Start of Block

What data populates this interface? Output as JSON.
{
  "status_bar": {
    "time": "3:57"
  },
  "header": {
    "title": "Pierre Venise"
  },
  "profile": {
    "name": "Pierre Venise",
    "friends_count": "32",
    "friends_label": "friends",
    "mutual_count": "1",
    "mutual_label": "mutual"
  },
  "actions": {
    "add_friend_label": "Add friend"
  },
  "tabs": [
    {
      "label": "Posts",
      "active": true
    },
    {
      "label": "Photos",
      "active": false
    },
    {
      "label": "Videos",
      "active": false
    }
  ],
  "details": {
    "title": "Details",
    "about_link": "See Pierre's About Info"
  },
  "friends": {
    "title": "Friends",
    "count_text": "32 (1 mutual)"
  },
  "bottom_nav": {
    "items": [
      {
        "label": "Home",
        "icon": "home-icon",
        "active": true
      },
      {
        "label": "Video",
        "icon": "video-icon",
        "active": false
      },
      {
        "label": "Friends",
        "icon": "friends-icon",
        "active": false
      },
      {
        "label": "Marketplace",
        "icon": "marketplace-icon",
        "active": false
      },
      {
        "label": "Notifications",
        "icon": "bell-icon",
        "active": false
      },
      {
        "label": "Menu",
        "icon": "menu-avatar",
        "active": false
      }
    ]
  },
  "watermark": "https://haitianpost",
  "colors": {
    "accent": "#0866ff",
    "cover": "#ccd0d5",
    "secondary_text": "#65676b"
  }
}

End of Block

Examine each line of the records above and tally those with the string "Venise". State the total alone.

2